Note: These fellowships no longer exist.
From the mid '20s industrial research fellowships have accounted for some very important research at Rutgers, for example such developments as nicotine tannate and fixed nicotine, ryannia, and repellents for biting insects, and fundamental investigations like those of R. C. Burdette in the early '30s on the relationship of particle size to pyrethrum toxicity.
The work done under the Carbide and Carbon Chemicals Fellowship, which has been in continuous operation for eighteen years, well illustrates the type of accomplishments these fellowships make possible. This fellowship was organized with Philip Granett in charge for the purpose of developing an economic mosquito repellent which would be effective but at the same time harmless and not objectionable to humans. The first repellent, developed in 1937, was "Stay-Way Lotion," a product at least twice as effective as oil of citronella and much more pleasant to use. Another was Insect Repellent 6-12 (2-ethyl hexanediol-1,3) which was seven times as effective as citronella and definitely superior to it in other respects. In 1942 Insect Repellent 6-12 was one of the three chemicals approved for use of the armed forces in the prevention of mosquito-borne diseases. (It is interesting to note that one of the other chemicals, dimethyl phthalate, had been discovered by another Rutgers Fellowship sponsored by the Standard Oil Company of New Jersey in the late '30s. The remaining compound, indalone, was originally tested by the fellowship in 1937).
In 1939 the scope of the fellowship was broadened to include work on an all-purpose garden insecticide. Henry Menusan, who attacked the problem from the viewpoint of finding new chemical insecticides, predicted the insecticidal activity of a chemical similar in structure to DDT. By means of testing techniques involving injection of measured doses of chemicals into the insect blood stream, several groups of chemicals were found to have potential value. Charles S. L. Smith continued work on development of a garden insecticide in 1943, but a wartime lack of materials hindered product development.
Under this fellowship several hundred compounds have been evaluated annually against a variety of test insects. Considerable progress has been made in developing marketable formulations of fly repellents, a tick repellent, allethrin and its analogue, and synergists for these pyrethrum-like organic compounds. In connection with studies of fly repellents, Eleanor Starnes developed a test method for repellents on biting flies and started fundamental studies on biting-fly behavior.

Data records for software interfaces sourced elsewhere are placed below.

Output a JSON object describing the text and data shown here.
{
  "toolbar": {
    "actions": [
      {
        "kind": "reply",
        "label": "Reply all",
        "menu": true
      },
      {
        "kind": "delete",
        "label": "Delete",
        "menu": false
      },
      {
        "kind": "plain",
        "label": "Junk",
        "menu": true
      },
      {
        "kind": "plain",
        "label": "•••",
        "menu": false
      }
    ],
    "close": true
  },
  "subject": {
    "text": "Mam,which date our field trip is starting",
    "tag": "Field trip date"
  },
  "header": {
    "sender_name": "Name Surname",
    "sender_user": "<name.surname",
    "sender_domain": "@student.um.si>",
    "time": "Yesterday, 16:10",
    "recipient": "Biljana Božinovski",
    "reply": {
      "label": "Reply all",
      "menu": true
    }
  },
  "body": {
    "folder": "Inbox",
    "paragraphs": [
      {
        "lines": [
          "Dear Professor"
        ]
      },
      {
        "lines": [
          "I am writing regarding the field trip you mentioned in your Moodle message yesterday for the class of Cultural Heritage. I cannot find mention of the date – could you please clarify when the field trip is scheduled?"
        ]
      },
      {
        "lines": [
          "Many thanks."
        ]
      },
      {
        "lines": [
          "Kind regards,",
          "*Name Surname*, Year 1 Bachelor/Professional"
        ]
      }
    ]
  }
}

The Carbide and Carbon Chemicals Fellowship has sponsored the training and research of more than a dozen graduate students and has always supported and sought new approaches to the problems involved. By its existence and operation, the university and the industry have enjoyed a mutually satisfactory relationship, beneficial to each. And it is typical of relationships with other industries who through their sponsorship of fellowships have contributed to the training of students in a very practical way. It is not possible within the confines of this brief report to describe individually the work made possible by many other such fellowships and grants-in-aid, but the following listing of the participating agencies indicates the importance of the contribution which industrial scholarships make to the work of the department and the university.
|1922||Niagara Sprayer Co.|
|1925–36||Stanco, Inc. (through Crop Protection Institute)|
|1926||Kay Research Company|
|1927–32||Tobacco By-Products Chemical Co.|
|1929–36||McCormick and Co.|
|1930–35||Hercules Powder Co.|
|1931||Andrew Wilson, Inc.|
|1935–38||Bristol Myers Co.|
|1934–37||Monsanto Chemical Co.|
|1935–55||National Carbon Co., and Carbide and Carbon Chemical Co.|
|1939–49||Merck and Co.|
|1951–52||California Spray Chemical Co.|
|1945–55||Standard Oil Development Co.|
|1946–55||Tobacco By-Products and Chemical Corp.|
|1947–54||American Cyanamid Co.|
|1948–52||American Smelting and Refining Co.|
|1949–52||Geigy Co., Inc.|
|1951–53||General Dyestuff Corp.|
|1951–55||Julius Hyman and Co., Division, Shell Chemical Corp.|
|1953–54||Nursery Insects sponsored by several New Jersey Nurserymen|